  97. Schegloff EA (1992) In Another Context. In: A. Duranti and C. Goodwin (eds.), Rethinking Context: Language as an Interactive Phenomenon. Cambridge: Cambridge University Press, pp 193–227Google Scholar
  98. Schiffrin D (1994) Approaches to Discourse. Oxford: BlackwellGoogle Scholar
  99. Schmitt R (1997) Metaphernanalyse als sozialwissenschaftliche Methode: mit einigen Bemerkungen zur theoretischen “Fundierung” psychosozialen Handelns. Psychol Gesellschaftskritik 21(1):57–86Google Scholar
  100. Serafini L, Bouquet P (2004) Comparing formal theories of context in AI. Artif Intell 155:41–67CrossRefGoogle Scholar
  101. Skurvydas A (2005) New methodology in biomedical science: methodological errors in classical science. Medicina (Kaunas) 41(1):7–16Google Scholar
  102. Thomas G (2011) A typology for the case study in social science following a review of definition, discourse and structure. Qual Inq 17(6):511–521CrossRefGoogle Scholar
  103. Tracy K (1998) Analyzing Context: Framing the Discussion. Research on Language and Social Interaction, 31(1):1–28Google Scholar
  104. Trewavas A (2006) A brief history of systems biology. “Every object that biology studies is a system of systems.” Francois Jacob (1974). Plant Cell 18(10):2420–2430PubMedCentralPubMedCrossRefGoogle Scholar
  105. Tylor E (1920) [1871] Primitive culture, vol 1. New York, NY: J.P. Putnam’s SonsGoogle Scholar
  106. von Bertalanffy L (1968) General system theory. Foundations, development, applications. George Braziller, New York, NYGoogle Scholar
  107. Walzer LJ (1990) Medicine in context: a review essay of the history of medicine. Am Hist Rev 95(5):1471–1484CrossRefGoogle Scholar
  108. Waylen KA, Fischer A, McGowan PJK, Thirgood SJ, Milner-Gulland EJ (2010) Effect of local cultural context on the success of community-based conservation interventions. Conserv Biol 24:1119–1129PubMedCrossRefGoogle Scholar
  109. Westerhoff HV, Alberghina L (2005) Systems biology: did we know it all along? In: Alberghina L, Westerhoff HV (eds) Systems biology: definitions and perspectives. Springer, Berlin, pp 3–9CrossRefGoogle Scholar
  110. Westerhoff HV, Kolodkin A, Conradie R, Wilkinson SJ, Bruggeman FJ, Krab K, van Schuppen JH, Hardin H, Bakker BM, Moné MJ, Rybakova KN, Eijken M, van Leeuwen HJ, Snoep JL (2009) Systems biology towards life in silico: mathematics of the control of living cells. J Math Biol 58(1–2):7–34PubMedCrossRefGoogle Scholar
  111. Wolkenhauer O (2001) Systems biology: the reincarnation of systems theory applied in biology? Brief Bioinform 2(3):258–270PubMedCrossRefGoogle Scholar
  112. Wolkenhauer O, Fell D, De Meyts P, Blüthgen N, Herzel H, Le Novère N, Höfer T, Schürrle K, van Leeuwen I (2009) SysBioMed report: advancing systems biology for medical applications. IET Syst Biol 3(3):131–136PubMedCrossRefGoogle Scholar

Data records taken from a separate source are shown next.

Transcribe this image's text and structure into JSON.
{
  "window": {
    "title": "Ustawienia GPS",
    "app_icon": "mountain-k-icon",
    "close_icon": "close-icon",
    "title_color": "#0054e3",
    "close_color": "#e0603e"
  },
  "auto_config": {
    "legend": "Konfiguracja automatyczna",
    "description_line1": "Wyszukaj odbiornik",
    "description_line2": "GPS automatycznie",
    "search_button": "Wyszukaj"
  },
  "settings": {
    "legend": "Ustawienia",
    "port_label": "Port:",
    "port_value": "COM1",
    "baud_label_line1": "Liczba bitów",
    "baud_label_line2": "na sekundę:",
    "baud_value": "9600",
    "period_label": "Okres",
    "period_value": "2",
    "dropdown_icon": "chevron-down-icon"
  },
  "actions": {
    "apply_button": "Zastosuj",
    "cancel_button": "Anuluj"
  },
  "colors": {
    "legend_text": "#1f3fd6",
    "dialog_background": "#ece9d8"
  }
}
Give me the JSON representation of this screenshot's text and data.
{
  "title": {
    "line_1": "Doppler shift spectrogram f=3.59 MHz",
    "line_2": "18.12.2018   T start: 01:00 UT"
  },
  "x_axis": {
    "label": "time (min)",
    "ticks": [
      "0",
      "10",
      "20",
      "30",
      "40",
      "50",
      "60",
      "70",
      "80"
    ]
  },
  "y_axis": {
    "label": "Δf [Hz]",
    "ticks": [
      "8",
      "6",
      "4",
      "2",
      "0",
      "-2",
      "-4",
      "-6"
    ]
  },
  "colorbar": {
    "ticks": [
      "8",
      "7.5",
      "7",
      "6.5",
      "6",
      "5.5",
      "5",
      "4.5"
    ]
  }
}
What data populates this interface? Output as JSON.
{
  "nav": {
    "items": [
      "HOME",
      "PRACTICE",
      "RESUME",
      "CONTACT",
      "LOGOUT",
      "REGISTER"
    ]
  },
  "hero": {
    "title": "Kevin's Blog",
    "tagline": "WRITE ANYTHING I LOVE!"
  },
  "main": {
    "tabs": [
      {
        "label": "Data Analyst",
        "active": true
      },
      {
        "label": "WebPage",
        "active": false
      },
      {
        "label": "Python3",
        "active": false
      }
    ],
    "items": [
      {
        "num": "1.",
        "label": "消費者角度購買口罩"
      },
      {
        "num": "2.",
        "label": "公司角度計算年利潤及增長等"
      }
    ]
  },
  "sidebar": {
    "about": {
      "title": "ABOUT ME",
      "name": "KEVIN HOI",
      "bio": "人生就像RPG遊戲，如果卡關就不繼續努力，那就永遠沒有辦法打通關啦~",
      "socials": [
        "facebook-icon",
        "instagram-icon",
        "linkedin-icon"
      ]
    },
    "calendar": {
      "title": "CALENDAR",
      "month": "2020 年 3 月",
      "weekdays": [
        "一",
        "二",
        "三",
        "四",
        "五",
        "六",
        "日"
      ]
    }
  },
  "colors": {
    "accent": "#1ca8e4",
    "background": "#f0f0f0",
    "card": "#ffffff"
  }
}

Copyright information

© Springer International Publishing Switzerland 2015

Authors and Affiliations

  • Regine Kollek
    • 1
    Email author
  • Imme Petersen
    • 1
  • Anne Brüninghaus
    • 1
  • Martin Döring
    • 1
  1. 1.Research Centre for Biotechnology, Society and Environment (FSP BIOGUM)University of HamburgHamburgGermany

Personalised recommendations